§ **What needs to be done**
Copy all lines holding the word "расположения" from the entries.
Start of Listed records
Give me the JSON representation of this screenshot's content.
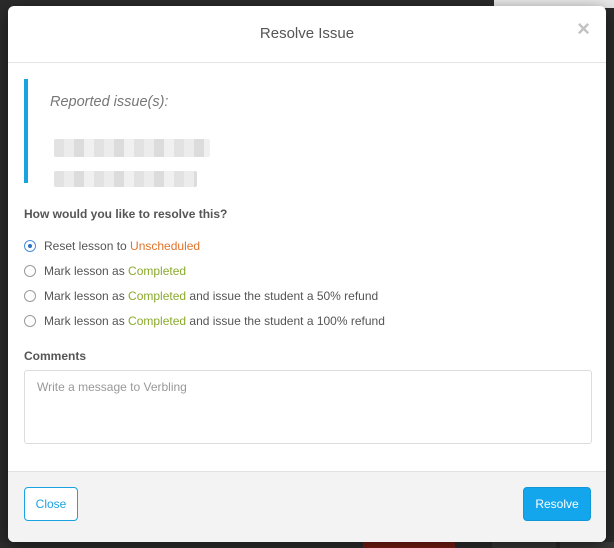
{
  "dialog": {
    "title": "Resolve Issue",
    "close_icon": "×"
  },
  "reported": {
    "label": "Reported issue(s):"
  },
  "resolution": {
    "question": "How would you like to resolve this?",
    "selected_index": 0,
    "options": [
      {
        "prefix": "Reset lesson to ",
        "status": "Unscheduled",
        "status_color": "#e0742b",
        "suffix": ""
      },
      {
        "prefix": "Mark lesson as ",
        "status": "Completed",
        "status_color": "#8aaa2d",
        "suffix": ""
      },
      {
        "prefix": "Mark lesson as ",
        "status": "Completed",
        "status_color": "#8aaa2d",
        "suffix": " and issue the student a 50% refund"
      },
      {
        "prefix": "Mark lesson as ",
        "status": "Completed",
        "status_color": "#8aaa2d",
        "suffix": " and issue the student a 100% refund"
      }
    ]
  },
  "comments": {
    "label": "Comments",
    "value": "",
    "placeholder": "Write a message to Verbling"
  },
  "footer": {
    "close_label": "Close",
    "resolve_label": "Resolve"
  },
  "colors": {
    "accent": "#1aa3e0",
    "unscheduled": "#e0742b",
    "completed": "#8aaa2d"
  }
}
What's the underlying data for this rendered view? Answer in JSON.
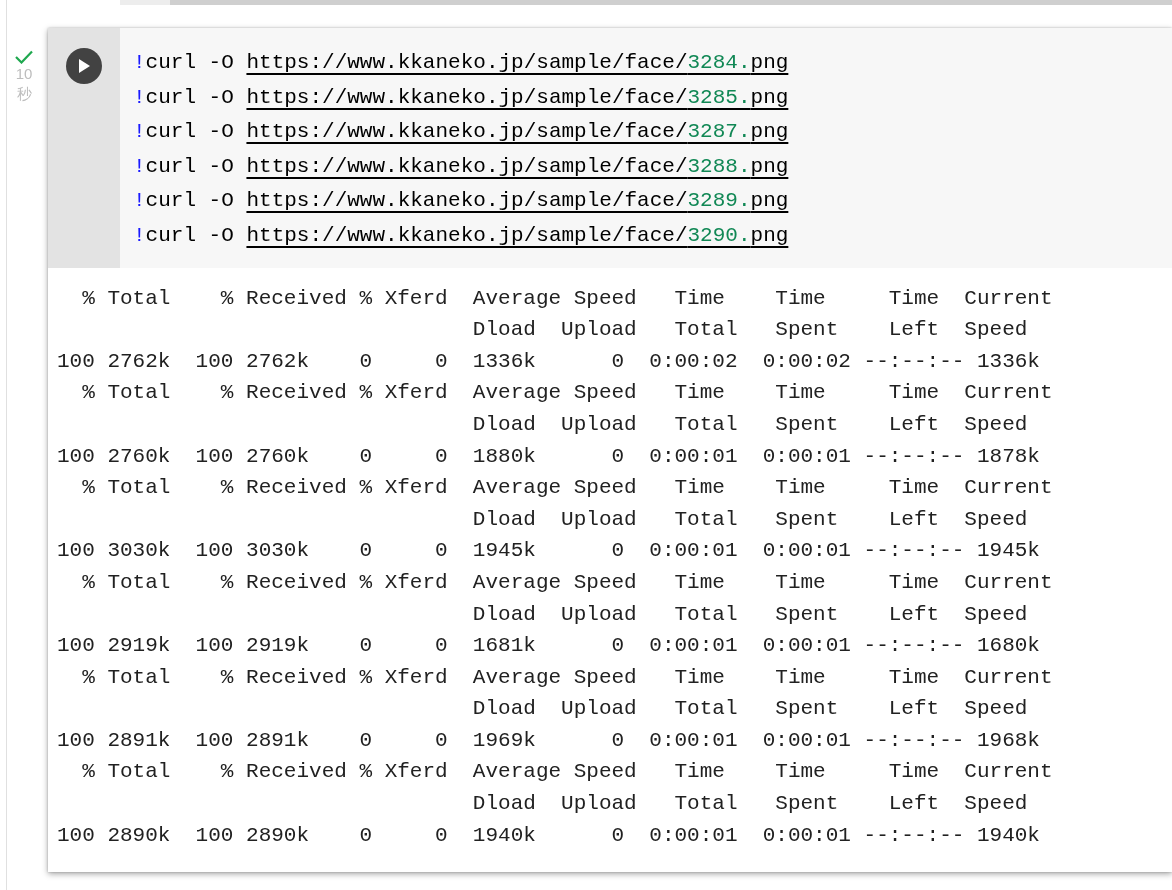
{
  "cell": {
    "succeeded": true,
    "elapsed": "10秒",
    "code_lines": [
      {
        "bang": "!",
        "command": "curl -O ",
        "url_start": "https://www.kkaneko.jp/sample/face/",
        "url_number": "3284.",
        "url_end": "png"
      },
      {
        "bang": "!",
        "command": "curl -O ",
        "url_start": "https://www.kkaneko.jp/sample/face/",
        "url_number": "3285.",
        "url_end": "png"
      },
      {
        "bang": "!",
        "command": "curl -O ",
        "url_start": "https://www.kkaneko.jp/sample/face/",
        "url_number": "3287.",
        "url_end": "png"
      },
      {
        "bang": "!",
        "command": "curl -O ",
        "url_start": "https://www.kkaneko.jp/sample/face/",
        "url_number": "3288.",
        "url_end": "png"
      },
      {
        "bang": "!",
        "command": "curl -O ",
        "url_start": "https://www.kkaneko.jp/sample/face/",
        "url_number": "3289.",
        "url_end": "png"
      },
      {
        "bang": "!",
        "command": "curl -O ",
        "url_start": "https://www.kkaneko.jp/sample/face/",
        "url_number": "3290.",
        "url_end": "png"
      }
    ],
    "output_lines": [
      "  % Total    % Received % Xferd  Average Speed   Time    Time     Time  Current",
      "                                 Dload  Upload   Total   Spent    Left  Speed",
      "100 2762k  100 2762k    0     0  1336k      0  0:00:02  0:00:02 --:--:-- 1336k",
      "  % Total    % Received % Xferd  Average Speed   Time    Time     Time  Current",
      "                                 Dload  Upload   Total   Spent    Left  Speed",
      "100 2760k  100 2760k    0     0  1880k      0  0:00:01  0:00:01 --:--:-- 1878k",
      "  % Total    % Received % Xferd  Average Speed   Time    Time     Time  Current",
      "                                 Dload  Upload   Total   Spent    Left  Speed",
      "100 3030k  100 3030k    0     0  1945k      0  0:00:01  0:00:01 --:--:-- 1945k",
      "  % Total    % Received % Xferd  Average Speed   Time    Time     Time  Current",
      "                                 Dload  Upload   Total   Spent    Left  Speed",
      "100 2919k  100 2919k    0     0  1681k      0  0:00:01  0:00:01 --:--:-- 1680k",
      "  % Total    % Received % Xferd  Average Speed   Time    Time     Time  Current",
      "                                 Dload  Upload   Total   Spent    Left  Speed",
      "100 2891k  100 2891k    0     0  1969k      0  0:00:01  0:00:01 --:--:-- 1968k",
      "  % Total    % Received % Xferd  Average Speed   Time    Time     Time  Current",
      "                                 Dload  Upload   Total   Spent    Left  Speed",
      "100 2890k  100 2890k    0     0  1940k      0  0:00:01  0:00:01 --:--:-- 1940k"
    ]
  }
}
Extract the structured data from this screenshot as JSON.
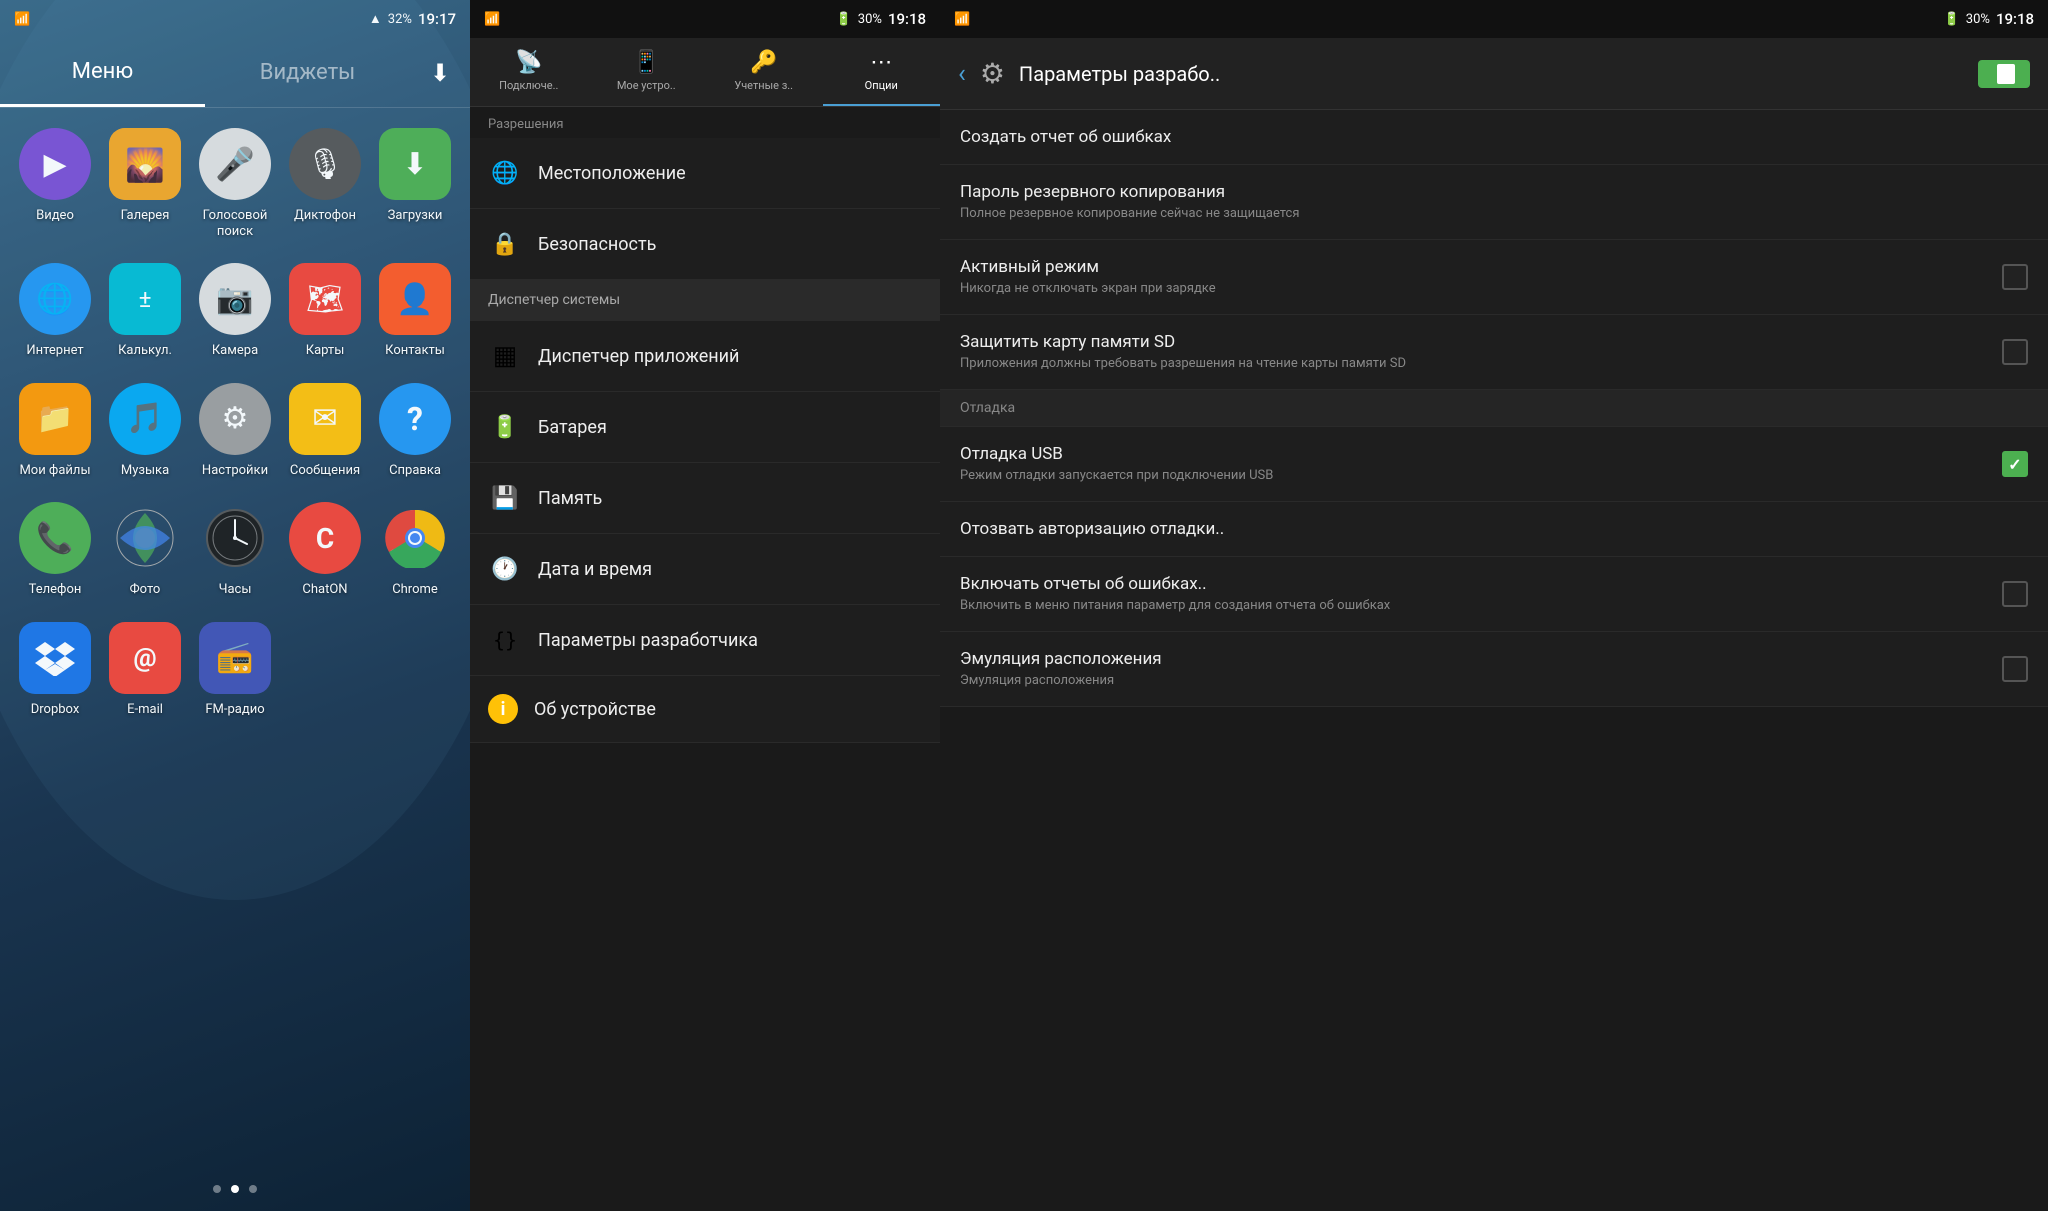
{
  "home": {
    "status_left": "📶",
    "battery": "32%",
    "time": "19:17",
    "tab_menu": "Меню",
    "tab_widgets": "Виджеты",
    "apps": [
      {
        "id": "video",
        "label": "Видео",
        "icon": "▶",
        "bg": "bg-purple",
        "shape": "circle"
      },
      {
        "id": "gallery",
        "label": "Галерея",
        "icon": "🌄",
        "bg": "bg-yellow",
        "shape": "square"
      },
      {
        "id": "voice",
        "label": "Голосовой поиск",
        "icon": "🎤",
        "bg": "bg-white",
        "shape": "circle"
      },
      {
        "id": "dictaphone",
        "label": "Диктофон",
        "icon": "🎙",
        "bg": "bg-darkgray",
        "shape": "circle"
      },
      {
        "id": "downloads",
        "label": "Загрузки",
        "icon": "⬇",
        "bg": "bg-green-dl",
        "shape": "square"
      },
      {
        "id": "internet",
        "label": "Интернет",
        "icon": "🌐",
        "bg": "bg-blue",
        "shape": "circle"
      },
      {
        "id": "calc",
        "label": "Калькул.",
        "icon": "±",
        "bg": "bg-cyan",
        "shape": "square"
      },
      {
        "id": "camera",
        "label": "Камера",
        "icon": "📷",
        "bg": "bg-white",
        "shape": "circle"
      },
      {
        "id": "maps",
        "label": "Карты",
        "icon": "🗺",
        "bg": "bg-red",
        "shape": "square"
      },
      {
        "id": "contacts",
        "label": "Контакты",
        "icon": "👤",
        "bg": "bg-orange",
        "shape": "square"
      },
      {
        "id": "myfiles",
        "label": "Мои файлы",
        "icon": "📁",
        "bg": "bg-folder",
        "shape": "square"
      },
      {
        "id": "music",
        "label": "Музыка",
        "icon": "🎵",
        "bg": "bg-lblue",
        "shape": "circle"
      },
      {
        "id": "settings",
        "label": "Настройки",
        "icon": "⚙",
        "bg": "bg-settings",
        "shape": "circle"
      },
      {
        "id": "messages",
        "label": "Сообщения",
        "icon": "✉",
        "bg": "bg-msg",
        "shape": "square"
      },
      {
        "id": "help",
        "label": "Справка",
        "icon": "?",
        "bg": "bg-help",
        "shape": "circle"
      },
      {
        "id": "phone",
        "label": "Телефон",
        "icon": "📞",
        "bg": "bg-phone",
        "shape": "circle"
      },
      {
        "id": "photos",
        "label": "Фото",
        "icon": "🌈",
        "bg": "bg-photos",
        "shape": "circle"
      },
      {
        "id": "clock",
        "label": "Часы",
        "icon": "🕐",
        "bg": "bg-clock",
        "shape": "circle"
      },
      {
        "id": "chaton",
        "label": "ChatON",
        "icon": "C",
        "bg": "bg-chaton",
        "shape": "circle"
      },
      {
        "id": "chrome",
        "label": "Chrome",
        "icon": "🔵",
        "bg": "bg-chrome",
        "shape": "circle"
      },
      {
        "id": "dropbox",
        "label": "Dropbox",
        "icon": "📦",
        "bg": "bg-dropbox",
        "shape": "square"
      },
      {
        "id": "email",
        "label": "E-mail",
        "icon": "@",
        "bg": "bg-email",
        "shape": "square"
      },
      {
        "id": "radio",
        "label": "FM-радио",
        "icon": "📻",
        "bg": "bg-radio",
        "shape": "square"
      }
    ],
    "dots": [
      false,
      true,
      false
    ]
  },
  "settings": {
    "battery": "30%",
    "time": "19:18",
    "tabs": [
      {
        "id": "connections",
        "label": "Подключе..",
        "icon": "📡",
        "active": false
      },
      {
        "id": "mydevice",
        "label": "Мое устро..",
        "icon": "📱",
        "active": false
      },
      {
        "id": "accounts",
        "label": "Учетные з..",
        "icon": "🔑",
        "active": false
      },
      {
        "id": "options",
        "label": "Опции",
        "icon": "⋯",
        "active": true
      }
    ],
    "section_permissions": "Разрешения",
    "items": [
      {
        "id": "location",
        "label": "Местоположение",
        "icon": "🌐",
        "type": "item",
        "selected": false
      },
      {
        "id": "security",
        "label": "Безопасность",
        "icon": "🔒",
        "type": "item",
        "selected": false
      },
      {
        "id": "system_manager",
        "label": "Диспетчер системы",
        "icon": "",
        "type": "section-header",
        "selected": true
      },
      {
        "id": "app_manager",
        "label": "Диспетчер приложений",
        "icon": "▦",
        "type": "item",
        "selected": false
      },
      {
        "id": "battery",
        "label": "Батарея",
        "icon": "🔋",
        "type": "item",
        "selected": false
      },
      {
        "id": "memory",
        "label": "Память",
        "icon": "💾",
        "type": "item",
        "selected": false
      },
      {
        "id": "datetime",
        "label": "Дата и время",
        "icon": "🕐",
        "type": "item",
        "selected": false
      },
      {
        "id": "developer",
        "label": "Параметры разработчика",
        "icon": "{}",
        "type": "item",
        "selected": false
      },
      {
        "id": "about",
        "label": "Об устройстве",
        "icon": "ℹ",
        "type": "item",
        "selected": false
      }
    ]
  },
  "developer": {
    "battery": "30%",
    "time": "19:18",
    "title": "Параметры разрабо..",
    "back_label": "‹",
    "items": [
      {
        "id": "bug-report",
        "title": "Создать отчет об ошибках",
        "subtitle": "",
        "checkbox": false,
        "has_checkbox": false,
        "section": false
      },
      {
        "id": "backup-password",
        "title": "Пароль резервного копирования",
        "subtitle": "Полное резервное копирование сейчас не защищается",
        "checkbox": false,
        "has_checkbox": false,
        "section": false
      },
      {
        "id": "active-mode",
        "title": "Активный режим",
        "subtitle": "Никогда не отключать экран при зарядке",
        "checkbox": false,
        "has_checkbox": true,
        "checked": false,
        "section": false
      },
      {
        "id": "protect-sd",
        "title": "Защитить карту памяти SD",
        "subtitle": "Приложения должны требовать разрешения на чтение карты памяти SD",
        "checkbox": false,
        "has_checkbox": true,
        "checked": false,
        "section": false
      },
      {
        "id": "debug-section",
        "title": "Отладка",
        "subtitle": "",
        "has_checkbox": false,
        "section": true
      },
      {
        "id": "usb-debug",
        "title": "Отладка USB",
        "subtitle": "Режим отладки запускается при подключении USB",
        "has_checkbox": true,
        "checked": true,
        "section": false
      },
      {
        "id": "revoke-auth",
        "title": "Отозвать авторизацию отладки..",
        "subtitle": "",
        "has_checkbox": false,
        "section": false
      },
      {
        "id": "bug-reports-menu",
        "title": "Включать отчеты об ошибках..",
        "subtitle": "Включить в меню питания параметр для создания отчета об ошибках",
        "has_checkbox": true,
        "checked": false,
        "section": false
      },
      {
        "id": "emulate-location",
        "title": "Эмуляция расположения",
        "subtitle": "Эмуляция расположения",
        "has_checkbox": true,
        "checked": false,
        "section": false
      }
    ]
  }
}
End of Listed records
§ **Solution to this task**
        "title": "Эмуляция расположения",
        "subtitle": "Эмуляция расположения",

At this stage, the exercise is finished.